*** Provided information Section Begins ***

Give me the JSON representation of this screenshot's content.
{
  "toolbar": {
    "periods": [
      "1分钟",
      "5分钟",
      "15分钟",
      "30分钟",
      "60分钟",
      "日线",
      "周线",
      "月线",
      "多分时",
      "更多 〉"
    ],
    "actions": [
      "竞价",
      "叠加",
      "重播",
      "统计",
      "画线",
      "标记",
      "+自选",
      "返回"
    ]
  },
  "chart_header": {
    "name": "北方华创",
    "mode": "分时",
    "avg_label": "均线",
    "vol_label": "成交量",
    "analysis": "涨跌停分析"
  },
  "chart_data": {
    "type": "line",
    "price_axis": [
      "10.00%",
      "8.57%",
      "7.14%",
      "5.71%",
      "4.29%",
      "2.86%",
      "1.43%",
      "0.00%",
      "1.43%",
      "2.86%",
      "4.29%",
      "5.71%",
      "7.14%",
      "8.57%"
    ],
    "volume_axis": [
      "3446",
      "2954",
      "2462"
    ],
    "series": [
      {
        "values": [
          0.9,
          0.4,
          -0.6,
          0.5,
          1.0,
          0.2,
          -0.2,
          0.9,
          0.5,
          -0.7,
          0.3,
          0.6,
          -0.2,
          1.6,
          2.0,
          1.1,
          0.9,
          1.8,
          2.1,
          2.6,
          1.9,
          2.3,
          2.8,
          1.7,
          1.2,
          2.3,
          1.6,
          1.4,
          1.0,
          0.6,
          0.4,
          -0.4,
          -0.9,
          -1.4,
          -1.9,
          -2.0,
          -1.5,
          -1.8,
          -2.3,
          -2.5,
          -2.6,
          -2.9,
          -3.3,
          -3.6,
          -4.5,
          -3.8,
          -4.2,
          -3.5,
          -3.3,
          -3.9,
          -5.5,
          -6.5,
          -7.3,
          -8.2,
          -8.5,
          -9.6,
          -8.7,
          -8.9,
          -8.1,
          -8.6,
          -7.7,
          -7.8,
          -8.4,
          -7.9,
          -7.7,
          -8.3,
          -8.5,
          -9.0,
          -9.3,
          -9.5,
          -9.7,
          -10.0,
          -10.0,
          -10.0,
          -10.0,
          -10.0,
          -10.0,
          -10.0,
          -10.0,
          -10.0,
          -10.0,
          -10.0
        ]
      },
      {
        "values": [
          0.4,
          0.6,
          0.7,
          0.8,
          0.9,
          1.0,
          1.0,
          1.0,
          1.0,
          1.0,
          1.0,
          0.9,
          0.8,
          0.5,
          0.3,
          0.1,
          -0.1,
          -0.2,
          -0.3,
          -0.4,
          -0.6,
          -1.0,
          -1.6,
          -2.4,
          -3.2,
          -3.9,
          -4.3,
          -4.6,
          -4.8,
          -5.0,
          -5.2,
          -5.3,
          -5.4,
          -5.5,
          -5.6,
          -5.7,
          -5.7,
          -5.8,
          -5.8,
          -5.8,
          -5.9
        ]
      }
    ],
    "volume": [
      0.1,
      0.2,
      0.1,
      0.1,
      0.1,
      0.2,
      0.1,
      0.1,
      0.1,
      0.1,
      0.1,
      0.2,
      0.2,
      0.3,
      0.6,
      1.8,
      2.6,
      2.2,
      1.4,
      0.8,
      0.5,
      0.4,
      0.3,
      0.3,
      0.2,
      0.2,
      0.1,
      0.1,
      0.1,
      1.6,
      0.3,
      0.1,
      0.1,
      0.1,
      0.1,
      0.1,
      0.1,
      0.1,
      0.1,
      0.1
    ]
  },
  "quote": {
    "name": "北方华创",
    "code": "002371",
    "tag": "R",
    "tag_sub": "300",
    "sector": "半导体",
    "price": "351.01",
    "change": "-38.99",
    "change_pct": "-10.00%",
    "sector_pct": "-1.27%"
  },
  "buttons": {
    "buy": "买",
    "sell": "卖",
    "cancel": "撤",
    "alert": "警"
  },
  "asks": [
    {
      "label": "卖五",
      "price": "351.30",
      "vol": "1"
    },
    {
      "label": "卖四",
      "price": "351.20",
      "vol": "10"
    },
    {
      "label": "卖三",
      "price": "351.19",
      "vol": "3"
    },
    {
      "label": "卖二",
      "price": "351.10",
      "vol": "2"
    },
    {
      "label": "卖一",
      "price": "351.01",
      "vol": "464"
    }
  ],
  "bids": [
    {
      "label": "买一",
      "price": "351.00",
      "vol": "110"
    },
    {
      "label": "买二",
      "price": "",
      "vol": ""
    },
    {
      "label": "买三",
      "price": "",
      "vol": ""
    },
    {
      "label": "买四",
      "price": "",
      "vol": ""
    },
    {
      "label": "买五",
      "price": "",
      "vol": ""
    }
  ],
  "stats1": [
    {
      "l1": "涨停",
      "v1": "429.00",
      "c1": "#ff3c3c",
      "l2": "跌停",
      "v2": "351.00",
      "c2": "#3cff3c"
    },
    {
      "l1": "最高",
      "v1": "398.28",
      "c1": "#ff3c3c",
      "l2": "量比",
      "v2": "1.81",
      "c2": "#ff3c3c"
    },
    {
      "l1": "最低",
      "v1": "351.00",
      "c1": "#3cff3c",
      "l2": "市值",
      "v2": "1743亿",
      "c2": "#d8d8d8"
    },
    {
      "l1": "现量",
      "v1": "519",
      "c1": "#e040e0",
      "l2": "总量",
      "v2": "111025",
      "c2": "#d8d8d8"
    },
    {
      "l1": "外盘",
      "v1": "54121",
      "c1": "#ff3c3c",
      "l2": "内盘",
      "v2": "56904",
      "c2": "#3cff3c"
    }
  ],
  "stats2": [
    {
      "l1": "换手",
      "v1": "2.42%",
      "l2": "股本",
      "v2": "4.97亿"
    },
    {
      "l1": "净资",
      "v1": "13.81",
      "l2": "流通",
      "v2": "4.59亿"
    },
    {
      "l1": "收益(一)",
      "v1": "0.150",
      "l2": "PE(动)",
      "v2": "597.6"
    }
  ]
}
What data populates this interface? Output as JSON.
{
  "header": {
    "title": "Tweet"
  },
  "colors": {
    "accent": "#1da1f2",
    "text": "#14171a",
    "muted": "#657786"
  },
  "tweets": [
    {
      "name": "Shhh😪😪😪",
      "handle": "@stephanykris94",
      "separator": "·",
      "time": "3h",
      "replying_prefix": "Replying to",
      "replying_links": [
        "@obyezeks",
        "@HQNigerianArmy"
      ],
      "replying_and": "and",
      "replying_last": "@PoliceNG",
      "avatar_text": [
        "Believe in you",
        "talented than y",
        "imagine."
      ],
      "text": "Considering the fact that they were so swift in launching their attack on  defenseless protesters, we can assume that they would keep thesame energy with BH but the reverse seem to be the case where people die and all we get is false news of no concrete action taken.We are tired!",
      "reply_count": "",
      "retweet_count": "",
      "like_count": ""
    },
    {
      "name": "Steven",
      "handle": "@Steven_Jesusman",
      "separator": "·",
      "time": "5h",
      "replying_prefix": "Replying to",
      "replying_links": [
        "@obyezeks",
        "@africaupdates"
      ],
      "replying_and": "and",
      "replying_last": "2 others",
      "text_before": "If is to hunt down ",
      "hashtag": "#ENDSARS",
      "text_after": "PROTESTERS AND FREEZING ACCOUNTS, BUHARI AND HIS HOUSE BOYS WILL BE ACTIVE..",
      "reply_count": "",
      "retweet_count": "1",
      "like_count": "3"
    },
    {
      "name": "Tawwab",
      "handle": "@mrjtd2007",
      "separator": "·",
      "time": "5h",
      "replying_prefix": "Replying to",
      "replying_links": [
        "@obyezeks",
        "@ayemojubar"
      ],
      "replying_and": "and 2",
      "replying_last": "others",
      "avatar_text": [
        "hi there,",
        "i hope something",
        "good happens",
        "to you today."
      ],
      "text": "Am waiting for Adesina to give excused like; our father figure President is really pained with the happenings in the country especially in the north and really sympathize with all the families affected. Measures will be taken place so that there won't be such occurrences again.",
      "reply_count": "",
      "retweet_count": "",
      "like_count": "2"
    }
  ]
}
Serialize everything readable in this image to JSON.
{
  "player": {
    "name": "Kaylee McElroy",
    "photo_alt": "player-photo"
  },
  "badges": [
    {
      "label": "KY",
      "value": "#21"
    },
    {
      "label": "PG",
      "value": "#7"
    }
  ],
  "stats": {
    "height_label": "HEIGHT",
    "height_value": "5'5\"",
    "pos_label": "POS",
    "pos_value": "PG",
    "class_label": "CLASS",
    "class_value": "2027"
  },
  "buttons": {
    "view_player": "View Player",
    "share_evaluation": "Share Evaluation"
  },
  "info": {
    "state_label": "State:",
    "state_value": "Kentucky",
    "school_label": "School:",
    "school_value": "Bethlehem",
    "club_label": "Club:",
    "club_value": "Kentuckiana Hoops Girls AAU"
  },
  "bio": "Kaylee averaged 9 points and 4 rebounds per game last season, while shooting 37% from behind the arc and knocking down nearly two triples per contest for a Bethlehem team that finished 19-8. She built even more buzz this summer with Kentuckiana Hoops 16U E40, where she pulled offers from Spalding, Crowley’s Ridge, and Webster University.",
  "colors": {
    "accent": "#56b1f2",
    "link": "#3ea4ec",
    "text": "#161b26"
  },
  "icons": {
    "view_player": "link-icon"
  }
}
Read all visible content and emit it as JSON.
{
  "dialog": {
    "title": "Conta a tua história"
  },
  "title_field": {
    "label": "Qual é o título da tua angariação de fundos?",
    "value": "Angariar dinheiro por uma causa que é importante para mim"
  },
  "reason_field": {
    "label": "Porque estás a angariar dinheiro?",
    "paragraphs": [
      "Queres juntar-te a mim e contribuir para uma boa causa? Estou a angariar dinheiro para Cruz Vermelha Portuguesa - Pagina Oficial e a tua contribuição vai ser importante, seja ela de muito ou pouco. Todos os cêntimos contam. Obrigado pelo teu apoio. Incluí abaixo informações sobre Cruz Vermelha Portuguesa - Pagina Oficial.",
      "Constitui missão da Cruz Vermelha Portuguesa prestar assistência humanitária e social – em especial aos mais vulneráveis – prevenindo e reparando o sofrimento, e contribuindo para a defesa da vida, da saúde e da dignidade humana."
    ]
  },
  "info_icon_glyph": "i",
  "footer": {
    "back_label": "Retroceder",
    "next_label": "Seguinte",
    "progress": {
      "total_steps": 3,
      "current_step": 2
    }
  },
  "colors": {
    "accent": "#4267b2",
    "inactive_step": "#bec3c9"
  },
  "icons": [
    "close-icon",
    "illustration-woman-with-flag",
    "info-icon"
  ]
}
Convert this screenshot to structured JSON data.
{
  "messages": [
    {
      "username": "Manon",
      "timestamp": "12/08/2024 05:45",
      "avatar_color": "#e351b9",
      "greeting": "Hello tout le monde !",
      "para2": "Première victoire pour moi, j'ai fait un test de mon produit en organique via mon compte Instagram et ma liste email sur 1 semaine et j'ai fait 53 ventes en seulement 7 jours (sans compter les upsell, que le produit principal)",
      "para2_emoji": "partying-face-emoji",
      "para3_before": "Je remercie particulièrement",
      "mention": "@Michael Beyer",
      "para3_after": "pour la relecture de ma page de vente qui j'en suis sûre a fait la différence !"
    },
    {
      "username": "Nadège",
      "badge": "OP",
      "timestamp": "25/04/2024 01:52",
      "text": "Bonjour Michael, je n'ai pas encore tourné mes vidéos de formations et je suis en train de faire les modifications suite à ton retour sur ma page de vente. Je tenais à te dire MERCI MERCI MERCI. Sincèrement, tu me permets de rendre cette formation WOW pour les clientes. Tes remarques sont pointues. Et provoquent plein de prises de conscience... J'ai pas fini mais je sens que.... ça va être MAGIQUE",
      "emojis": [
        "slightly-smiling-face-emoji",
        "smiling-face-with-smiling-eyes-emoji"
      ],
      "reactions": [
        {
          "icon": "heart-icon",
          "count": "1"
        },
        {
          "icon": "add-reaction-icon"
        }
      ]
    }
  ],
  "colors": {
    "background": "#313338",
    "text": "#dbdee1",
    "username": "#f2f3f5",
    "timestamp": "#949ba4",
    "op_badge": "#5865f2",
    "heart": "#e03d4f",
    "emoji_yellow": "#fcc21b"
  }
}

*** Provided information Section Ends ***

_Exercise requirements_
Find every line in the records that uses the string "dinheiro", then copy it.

_Solved exercise_
    "value": "Angariar dinheiro por uma causa que é importante para mim"
    "label": "Porque estás a angariar dinheiro?",
      "Queres juntar-te a mim e contribuir para uma boa causa? Estou a angariar dinheiro para Cruz Vermelha Portuguesa - Pagina Oficial e a tua contribuição vai ser importante, seja ela de muito ou pouco. Todos os cêntimos contam. Obrigado pelo teu apoio. Incluí abaixo informações sobre Cruz Vermelha Portuguesa - Pagina Oficial.",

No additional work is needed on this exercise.